"a welcome addition ... it is hard to imagine a more comprehensive or useful guide ... an exceptional foundation for studies ... Indeed, anyone with an interest in child law will find this book invaluable" The Law Teacher
"a popular and authoritative treatment ... an accessible and incisive review of the theoretical issues involving children such as the nature of children's rights as well as providing a thorough and up-to-date coverage of the law ... this is particularly useful because much of the other writing on these theoretical topics is not readily comprehensible ... a lucid, up-to-date coverage which is to be highly recommended to both practitioners and students" Family Law
"an authoritative and comprehensive survey of the law ... this clear and accessible book provides an indispensable guide to all aspects of child law and policy" Publication Monitor
"practical, and interesting approach to Child Law ... for someone who is coming afresh to Child or Family Law, this book would serve as a comprehensive and authoratative introduction" Children Panel Newsletter
"This fourth edition is a comprehensive and authoritative text which covers a diverse range of topics...this is an excellent text written in an interesting and accessible style ...the cost seems modest for such a wealth of information" Emma Kendall Warwickshire County Council
Table of contents
Part One: Background and Sources
• Children and the Law: A Demographic and Historical Sketch
• Fundamental Principles: The Children Act 1989 and the United Nations Convention on the Rights of the Child
Part Two: Children and Families
• Parental Responsibility
• Private Disputes and Issues in Children Cases
• Child Abduction
• Children and Parents: The Central Issues
• Children and Medical Decisions
• Children Money and Property
Part Three: Children and Local Authorities
• Local Authority Support for Children and Families
• Investigation and Short-term Protection
• Care and Supervision
• Permanence for Children: Adoption and Special Guardianship
Part Four: Children and Society
• Children in Court
• Children and the Criminal Law
• Children and the Civil Law
• Children and Education

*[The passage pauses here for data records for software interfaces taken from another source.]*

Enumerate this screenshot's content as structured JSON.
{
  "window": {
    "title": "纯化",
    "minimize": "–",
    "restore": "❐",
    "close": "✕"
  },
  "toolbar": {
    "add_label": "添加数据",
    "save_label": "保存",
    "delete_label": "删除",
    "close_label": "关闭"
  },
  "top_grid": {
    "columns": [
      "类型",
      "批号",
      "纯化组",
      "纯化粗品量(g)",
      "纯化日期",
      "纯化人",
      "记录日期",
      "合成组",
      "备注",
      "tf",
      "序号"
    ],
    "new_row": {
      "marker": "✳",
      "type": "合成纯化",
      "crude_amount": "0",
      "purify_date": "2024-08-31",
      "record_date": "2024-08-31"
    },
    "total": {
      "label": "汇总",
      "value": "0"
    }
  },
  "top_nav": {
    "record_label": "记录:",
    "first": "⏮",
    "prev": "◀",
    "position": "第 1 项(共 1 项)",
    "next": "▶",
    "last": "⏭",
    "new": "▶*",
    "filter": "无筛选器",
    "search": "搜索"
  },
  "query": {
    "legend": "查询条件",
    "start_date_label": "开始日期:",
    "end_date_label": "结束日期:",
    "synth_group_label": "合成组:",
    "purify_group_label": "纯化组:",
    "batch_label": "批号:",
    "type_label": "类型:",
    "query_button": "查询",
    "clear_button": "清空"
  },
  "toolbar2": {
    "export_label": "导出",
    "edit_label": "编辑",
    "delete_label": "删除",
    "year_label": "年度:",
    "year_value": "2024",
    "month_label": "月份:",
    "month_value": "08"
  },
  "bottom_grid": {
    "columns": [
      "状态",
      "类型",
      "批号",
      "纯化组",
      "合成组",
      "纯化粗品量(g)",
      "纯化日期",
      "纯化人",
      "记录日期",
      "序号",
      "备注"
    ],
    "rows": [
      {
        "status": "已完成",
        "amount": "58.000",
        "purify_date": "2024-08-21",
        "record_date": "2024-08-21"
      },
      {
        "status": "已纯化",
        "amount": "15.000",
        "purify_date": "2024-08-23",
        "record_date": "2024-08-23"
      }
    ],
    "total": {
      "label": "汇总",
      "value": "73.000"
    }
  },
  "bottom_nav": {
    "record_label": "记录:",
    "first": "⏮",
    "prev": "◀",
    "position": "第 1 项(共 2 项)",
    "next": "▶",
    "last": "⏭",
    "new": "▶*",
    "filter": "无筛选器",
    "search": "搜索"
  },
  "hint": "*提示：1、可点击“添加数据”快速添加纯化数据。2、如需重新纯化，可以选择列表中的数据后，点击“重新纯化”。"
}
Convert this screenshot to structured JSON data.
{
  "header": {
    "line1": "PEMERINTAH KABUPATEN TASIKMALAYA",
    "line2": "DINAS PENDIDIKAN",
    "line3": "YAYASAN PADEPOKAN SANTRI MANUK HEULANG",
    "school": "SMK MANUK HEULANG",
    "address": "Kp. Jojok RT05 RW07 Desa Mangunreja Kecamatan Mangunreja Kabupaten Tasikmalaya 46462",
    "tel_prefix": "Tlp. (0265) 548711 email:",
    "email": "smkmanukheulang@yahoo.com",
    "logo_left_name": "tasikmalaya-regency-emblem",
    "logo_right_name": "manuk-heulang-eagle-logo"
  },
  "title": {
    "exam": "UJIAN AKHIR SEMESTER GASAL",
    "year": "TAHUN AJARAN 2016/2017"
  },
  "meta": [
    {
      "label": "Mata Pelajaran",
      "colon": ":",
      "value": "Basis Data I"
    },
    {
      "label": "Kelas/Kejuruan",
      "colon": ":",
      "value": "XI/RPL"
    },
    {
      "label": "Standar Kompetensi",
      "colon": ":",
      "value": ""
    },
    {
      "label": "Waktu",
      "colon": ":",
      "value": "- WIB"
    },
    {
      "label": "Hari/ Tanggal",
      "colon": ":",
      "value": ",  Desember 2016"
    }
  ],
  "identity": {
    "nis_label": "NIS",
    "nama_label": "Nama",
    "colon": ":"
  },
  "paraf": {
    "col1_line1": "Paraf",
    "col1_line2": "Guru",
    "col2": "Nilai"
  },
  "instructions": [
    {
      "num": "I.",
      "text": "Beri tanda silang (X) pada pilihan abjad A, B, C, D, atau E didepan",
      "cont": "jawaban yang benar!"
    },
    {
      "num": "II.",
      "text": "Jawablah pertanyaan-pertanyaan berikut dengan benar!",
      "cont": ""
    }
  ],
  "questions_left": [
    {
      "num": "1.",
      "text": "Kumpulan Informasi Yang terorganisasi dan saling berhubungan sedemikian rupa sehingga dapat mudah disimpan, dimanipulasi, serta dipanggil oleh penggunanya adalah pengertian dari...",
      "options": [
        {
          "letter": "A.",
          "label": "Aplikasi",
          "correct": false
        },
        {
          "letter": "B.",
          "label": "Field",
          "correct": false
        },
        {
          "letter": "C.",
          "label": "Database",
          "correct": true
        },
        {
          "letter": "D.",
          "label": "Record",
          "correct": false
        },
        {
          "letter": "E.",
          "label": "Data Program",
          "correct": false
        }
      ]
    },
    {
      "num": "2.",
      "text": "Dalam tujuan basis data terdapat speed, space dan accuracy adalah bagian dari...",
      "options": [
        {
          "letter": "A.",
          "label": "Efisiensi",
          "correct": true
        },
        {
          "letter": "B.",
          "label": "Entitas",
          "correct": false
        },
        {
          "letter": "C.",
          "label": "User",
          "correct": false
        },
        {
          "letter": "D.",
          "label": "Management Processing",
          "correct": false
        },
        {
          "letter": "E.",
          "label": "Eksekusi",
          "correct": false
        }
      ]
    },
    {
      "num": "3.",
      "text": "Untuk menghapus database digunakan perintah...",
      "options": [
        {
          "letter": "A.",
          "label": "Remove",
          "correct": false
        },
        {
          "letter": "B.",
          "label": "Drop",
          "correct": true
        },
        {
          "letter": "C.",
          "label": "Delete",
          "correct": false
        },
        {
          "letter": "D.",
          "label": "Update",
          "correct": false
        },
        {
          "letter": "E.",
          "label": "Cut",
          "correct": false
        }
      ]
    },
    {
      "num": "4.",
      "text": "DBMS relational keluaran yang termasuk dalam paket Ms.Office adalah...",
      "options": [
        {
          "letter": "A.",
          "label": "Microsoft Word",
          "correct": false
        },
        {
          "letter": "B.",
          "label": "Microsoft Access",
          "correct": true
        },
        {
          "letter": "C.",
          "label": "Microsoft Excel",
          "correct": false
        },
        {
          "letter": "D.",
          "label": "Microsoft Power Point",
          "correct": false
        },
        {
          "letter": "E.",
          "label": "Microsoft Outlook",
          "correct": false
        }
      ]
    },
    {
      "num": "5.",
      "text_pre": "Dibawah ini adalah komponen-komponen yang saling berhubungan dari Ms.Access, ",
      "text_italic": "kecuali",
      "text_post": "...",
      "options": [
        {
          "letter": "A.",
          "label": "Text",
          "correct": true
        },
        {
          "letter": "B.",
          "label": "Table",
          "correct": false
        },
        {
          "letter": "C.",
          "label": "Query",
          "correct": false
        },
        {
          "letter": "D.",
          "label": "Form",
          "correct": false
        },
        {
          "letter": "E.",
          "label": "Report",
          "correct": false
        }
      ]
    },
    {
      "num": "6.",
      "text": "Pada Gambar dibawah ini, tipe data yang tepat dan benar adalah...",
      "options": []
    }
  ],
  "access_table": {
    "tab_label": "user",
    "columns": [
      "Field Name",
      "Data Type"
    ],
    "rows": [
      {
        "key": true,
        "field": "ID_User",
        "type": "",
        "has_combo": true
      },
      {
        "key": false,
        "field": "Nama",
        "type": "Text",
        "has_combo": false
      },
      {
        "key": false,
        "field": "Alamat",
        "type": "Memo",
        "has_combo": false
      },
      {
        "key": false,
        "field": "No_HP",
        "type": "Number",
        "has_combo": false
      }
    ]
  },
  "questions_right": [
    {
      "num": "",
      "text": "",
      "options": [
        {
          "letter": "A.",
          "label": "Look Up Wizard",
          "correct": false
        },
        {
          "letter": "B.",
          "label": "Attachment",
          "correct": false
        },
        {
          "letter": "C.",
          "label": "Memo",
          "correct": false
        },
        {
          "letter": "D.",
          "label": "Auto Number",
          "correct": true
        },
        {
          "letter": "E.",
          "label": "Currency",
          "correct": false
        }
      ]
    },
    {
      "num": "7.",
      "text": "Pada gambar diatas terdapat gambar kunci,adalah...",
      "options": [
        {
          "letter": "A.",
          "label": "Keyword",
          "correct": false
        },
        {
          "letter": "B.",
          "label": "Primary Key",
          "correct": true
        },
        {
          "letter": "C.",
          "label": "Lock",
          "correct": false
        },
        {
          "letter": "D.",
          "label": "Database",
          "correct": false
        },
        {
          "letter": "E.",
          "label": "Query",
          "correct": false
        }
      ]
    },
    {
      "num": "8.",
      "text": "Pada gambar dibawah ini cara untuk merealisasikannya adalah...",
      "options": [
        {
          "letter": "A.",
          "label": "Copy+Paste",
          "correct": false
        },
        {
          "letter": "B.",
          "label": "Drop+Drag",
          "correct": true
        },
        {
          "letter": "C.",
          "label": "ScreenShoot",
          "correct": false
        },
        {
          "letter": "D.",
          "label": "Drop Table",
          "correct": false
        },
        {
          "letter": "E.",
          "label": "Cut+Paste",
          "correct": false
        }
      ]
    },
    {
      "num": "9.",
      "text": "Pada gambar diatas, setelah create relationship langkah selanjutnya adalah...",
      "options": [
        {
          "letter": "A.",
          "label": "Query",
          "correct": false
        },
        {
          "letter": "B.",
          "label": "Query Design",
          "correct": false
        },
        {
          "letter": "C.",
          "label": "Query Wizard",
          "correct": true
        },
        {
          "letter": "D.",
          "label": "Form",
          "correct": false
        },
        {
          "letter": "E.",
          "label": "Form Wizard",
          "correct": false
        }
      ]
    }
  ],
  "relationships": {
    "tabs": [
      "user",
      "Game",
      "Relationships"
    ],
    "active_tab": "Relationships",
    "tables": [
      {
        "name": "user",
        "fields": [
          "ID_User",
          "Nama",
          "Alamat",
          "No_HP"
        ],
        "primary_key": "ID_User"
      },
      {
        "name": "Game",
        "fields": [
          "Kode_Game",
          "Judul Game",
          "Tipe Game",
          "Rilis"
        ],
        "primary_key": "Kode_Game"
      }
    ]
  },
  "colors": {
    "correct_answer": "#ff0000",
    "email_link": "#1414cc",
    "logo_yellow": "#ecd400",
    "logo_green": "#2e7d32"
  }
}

With specialist contributions by:
Neville Harris, Barrister, Gray’s Inn; Professor of Law, University of Manchester
Kathryn Hollingsworth, Professor of Law, University of Newcastle